=== TASK STATEMENT ===
Return the full listing unchanged, excluding any images it contains.

___ WORKING DATA

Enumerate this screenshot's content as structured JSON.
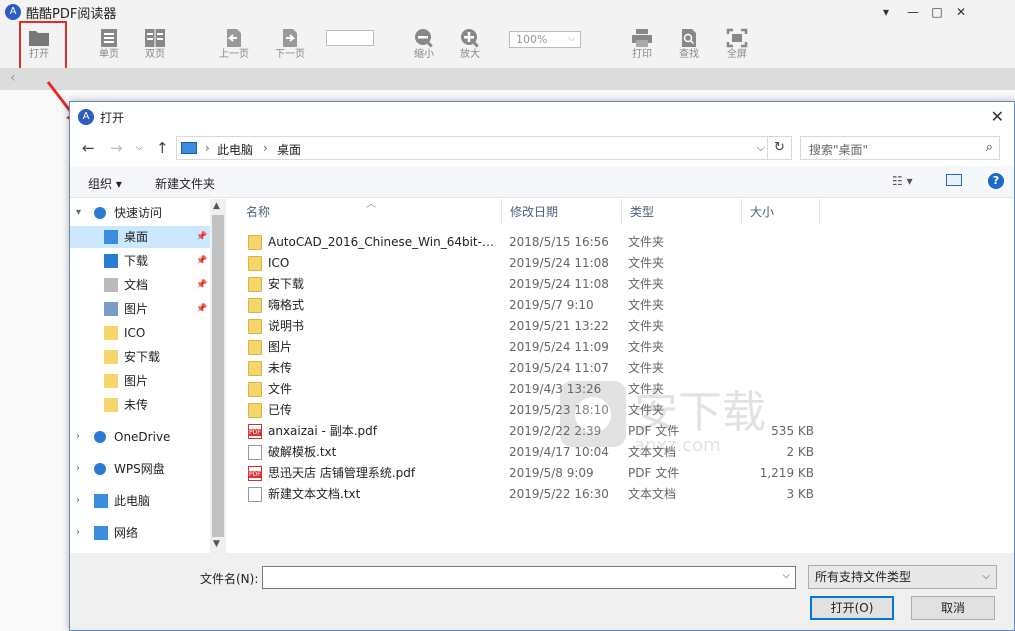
{
  "app": {
    "title": "酷酷PDF阅读器",
    "logo_glyph": "A",
    "window_controls": [
      "▾",
      "—",
      "□",
      "✕"
    ]
  },
  "toolbar": {
    "open": "打开",
    "single_page": "单页",
    "double_page": "双页",
    "prev_page": "上一页",
    "next_page": "下一页",
    "page_input": "",
    "zoom_out": "缩小",
    "zoom_in": "放大",
    "zoom_value": "100%",
    "print": "打印",
    "find": "查找",
    "fullscreen": "全屏"
  },
  "dialog": {
    "title": "打开",
    "breadcrumb": [
      "此电脑",
      "桌面"
    ],
    "search_placeholder": "搜索\"桌面\"",
    "organize": "组织 ▾",
    "new_folder": "新建文件夹",
    "help": "?",
    "nav": [
      {
        "label": "快速访问",
        "icon": "star-icon",
        "expander": "▾",
        "pinned": false,
        "selected": false
      },
      {
        "label": "桌面",
        "icon": "desktop-icon",
        "expander": "",
        "pinned": true,
        "selected": true
      },
      {
        "label": "下载",
        "icon": "download-icon",
        "expander": "",
        "pinned": true,
        "selected": false
      },
      {
        "label": "文档",
        "icon": "document-icon",
        "expander": "",
        "pinned": true,
        "selected": false
      },
      {
        "label": "图片",
        "icon": "picture-icon",
        "expander": "",
        "pinned": true,
        "selected": false
      },
      {
        "label": "ICO",
        "icon": "folder-icon",
        "expander": "",
        "pinned": false,
        "selected": false
      },
      {
        "label": "安下载",
        "icon": "folder-icon",
        "expander": "",
        "pinned": false,
        "selected": false
      },
      {
        "label": "图片",
        "icon": "folder-icon",
        "expander": "",
        "pinned": false,
        "selected": false
      },
      {
        "label": "未传",
        "icon": "folder-icon",
        "expander": "",
        "pinned": false,
        "selected": false
      },
      {
        "label": "OneDrive",
        "icon": "cloud-icon",
        "expander": "›",
        "pinned": false,
        "selected": false
      },
      {
        "label": "WPS网盘",
        "icon": "cloud-icon",
        "expander": "›",
        "pinned": false,
        "selected": false
      },
      {
        "label": "此电脑",
        "icon": "computer-icon",
        "expander": "›",
        "pinned": false,
        "selected": false
      },
      {
        "label": "网络",
        "icon": "network-icon",
        "expander": "›",
        "pinned": false,
        "selected": false
      }
    ],
    "columns": {
      "name": "名称",
      "modified": "修改日期",
      "type": "类型",
      "size": "大小"
    },
    "files": [
      {
        "name": "AutoCAD_2016_Chinese_Win_64bit-32...",
        "modified": "2018/5/15 16:56",
        "type": "文件夹",
        "size": "",
        "kind": "folder"
      },
      {
        "name": "ICO",
        "modified": "2019/5/24 11:08",
        "type": "文件夹",
        "size": "",
        "kind": "folder"
      },
      {
        "name": "安下载",
        "modified": "2019/5/24 11:08",
        "type": "文件夹",
        "size": "",
        "kind": "folder"
      },
      {
        "name": "嗨格式",
        "modified": "2019/5/7 9:10",
        "type": "文件夹",
        "size": "",
        "kind": "folder"
      },
      {
        "name": "说明书",
        "modified": "2019/5/21 13:22",
        "type": "文件夹",
        "size": "",
        "kind": "folder"
      },
      {
        "name": "图片",
        "modified": "2019/5/24 11:09",
        "type": "文件夹",
        "size": "",
        "kind": "folder"
      },
      {
        "name": "未传",
        "modified": "2019/5/24 11:07",
        "type": "文件夹",
        "size": "",
        "kind": "folder"
      },
      {
        "name": "文件",
        "modified": "2019/4/3 13:26",
        "type": "文件夹",
        "size": "",
        "kind": "folder"
      },
      {
        "name": "已传",
        "modified": "2019/5/23 18:10",
        "type": "文件夹",
        "size": "",
        "kind": "folder"
      },
      {
        "name": "anxaizai - 副本.pdf",
        "modified": "2019/2/22 2:39",
        "type": "PDF 文件",
        "size": "535 KB",
        "kind": "pdf"
      },
      {
        "name": "破解模板.txt",
        "modified": "2019/4/17 10:04",
        "type": "文本文档",
        "size": "2 KB",
        "kind": "txt"
      },
      {
        "name": "思迅天店 店铺管理系统.pdf",
        "modified": "2019/5/8 9:09",
        "type": "PDF 文件",
        "size": "1,219 KB",
        "kind": "pdf"
      },
      {
        "name": "新建文本文档.txt",
        "modified": "2019/5/22 16:30",
        "type": "文本文档",
        "size": "3 KB",
        "kind": "txt"
      }
    ],
    "filename_label": "文件名(N):",
    "filename_value": "",
    "filetype": "所有支持文件类型",
    "open_button": "打开(O)",
    "cancel_button": "取消"
  },
  "colors": {
    "highlight": "#e52a2a",
    "accent": "#0078d7",
    "selected_nav": "#cce8ff"
  }
}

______

=== RESULT OF THE EXERCISE ===
Enumerate this screenshot's content as structured JSON.
{
  "app": {
    "title": "酷酷PDF阅读器",
    "logo_glyph": "A",
    "window_controls": [
      "▾",
      "—",
      "□",
      "✕"
    ]
  },
  "toolbar": {
    "open": "打开",
    "single_page": "单页",
    "double_page": "双页",
    "prev_page": "上一页",
    "next_page": "下一页",
    "page_input": "",
    "zoom_out": "缩小",
    "zoom_in": "放大",
    "zoom_value": "100%",
    "print": "打印",
    "find": "查找",
    "fullscreen": "全屏"
  },
  "dialog": {
    "title": "打开",
    "breadcrumb": [
      "此电脑",
      "桌面"
    ],
    "search_placeholder": "搜索\"桌面\"",
    "organize": "组织 ▾",
    "new_folder": "新建文件夹",
    "help": "?",
    "nav": [
      {
        "label": "快速访问",
        "icon": "star-icon",
        "expander": "▾",
        "pinned": false,
        "selected": false
      },
      {
        "label": "桌面",
        "icon": "desktop-icon",
        "expander": "",
        "pinned": true,
        "selected": true
      },
      {
        "label": "下载",
        "icon": "download-icon",
        "expander": "",
        "pinned": true,
        "selected": false
      },
      {
        "label": "文档",
        "icon": "document-icon",
        "expander": "",
        "pinned": true,
        "selected": false
      },
      {
        "label": "图片",
        "icon": "picture-icon",
        "expander": "",
        "pinned": true,
        "selected": false
      },
      {
        "label": "ICO",
        "icon": "folder-icon",
        "expander": "",
        "pinned": false,
        "selected": false
      },
      {
        "label": "安下载",
        "icon": "folder-icon",
        "expander": "",
        "pinned": false,
        "selected": false
      },
      {
        "label": "图片",
        "icon": "folder-icon",
        "expander": "",
        "pinned": false,
        "selected": false
      },
      {
        "label": "未传",
        "icon": "folder-icon",
        "expander": "",
        "pinned": false,
        "selected": false
      },
      {
        "label": "OneDrive",
        "icon": "cloud-icon",
        "expander": "›",
        "pinned": false,
        "selected": false
      },
      {
        "label": "WPS网盘",
        "icon": "cloud-icon",
        "expander": "›",
        "pinned": false,
        "selected": false
      },
      {
        "label": "此电脑",
        "icon": "computer-icon",
        "expander": "›",
        "pinned": false,
        "selected": false
      },
      {
        "label": "网络",
        "icon": "network-icon",
        "expander": "›",
        "pinned": false,
        "selected": false
      }
    ],
    "columns": {
      "name": "名称",
      "modified": "修改日期",
      "type": "类型",
      "size": "大小"
    },
    "files": [
      {
        "name": "AutoCAD_2016_Chinese_Win_64bit-32...",
        "modified": "2018/5/15 16:56",
        "type": "文件夹",
        "size": "",
        "kind": "folder"
      },
      {
        "name": "ICO",
        "modified": "2019/5/24 11:08",
        "type": "文件夹",
        "size": "",
        "kind": "folder"
      },
      {
        "name": "安下载",
        "modified": "2019/5/24 11:08",
        "type": "文件夹",
        "size": "",
        "kind": "folder"
      },
      {
        "name": "嗨格式",
        "modified": "2019/5/7 9:10",
        "type": "文件夹",
        "size": "",
        "kind": "folder"
      },
      {
        "name": "说明书",
        "modified": "2019/5/21 13:22",
        "type": "文件夹",
        "size": "",
        "kind": "folder"
      },
      {
        "name": "图片",
        "modified": "2019/5/24 11:09",
        "type": "文件夹",
        "size": "",
        "kind": "folder"
      },
      {
        "name": "未传",
        "modified": "2019/5/24 11:07",
        "type": "文件夹",
        "size": "",
        "kind": "folder"
      },
      {
        "name": "文件",
        "modified": "2019/4/3 13:26",
        "type": "文件夹",
        "size": "",
        "kind": "folder"
      },
      {
        "name": "已传",
        "modified": "2019/5/23 18:10",
        "type": "文件夹",
        "size": "",
        "kind": "folder"
      },
      {
        "name": "anxaizai - 副本.pdf",
        "modified": "2019/2/22 2:39",
        "type": "PDF 文件",
        "size": "535 KB",
        "kind": "pdf"
      },
      {
        "name": "破解模板.txt",
        "modified": "2019/4/17 10:04",
        "type": "文本文档",
        "size": "2 KB",
        "kind": "txt"
      },
      {
        "name": "思迅天店 店铺管理系统.pdf",
        "modified": "2019/5/8 9:09",
        "type": "PDF 文件",
        "size": "1,219 KB",
        "kind": "pdf"
      },
      {
        "name": "新建文本文档.txt",
        "modified": "2019/5/22 16:30",
        "type": "文本文档",
        "size": "3 KB",
        "kind": "txt"
      }
    ],
    "filename_label": "文件名(N):",
    "filename_value": "",
    "filetype": "所有支持文件类型",
    "open_button": "打开(O)",
    "cancel_button": "取消"
  },
  "colors": {
    "highlight": "#e52a2a",
    "accent": "#0078d7",
    "selected_nav": "#cce8ff"
  }
}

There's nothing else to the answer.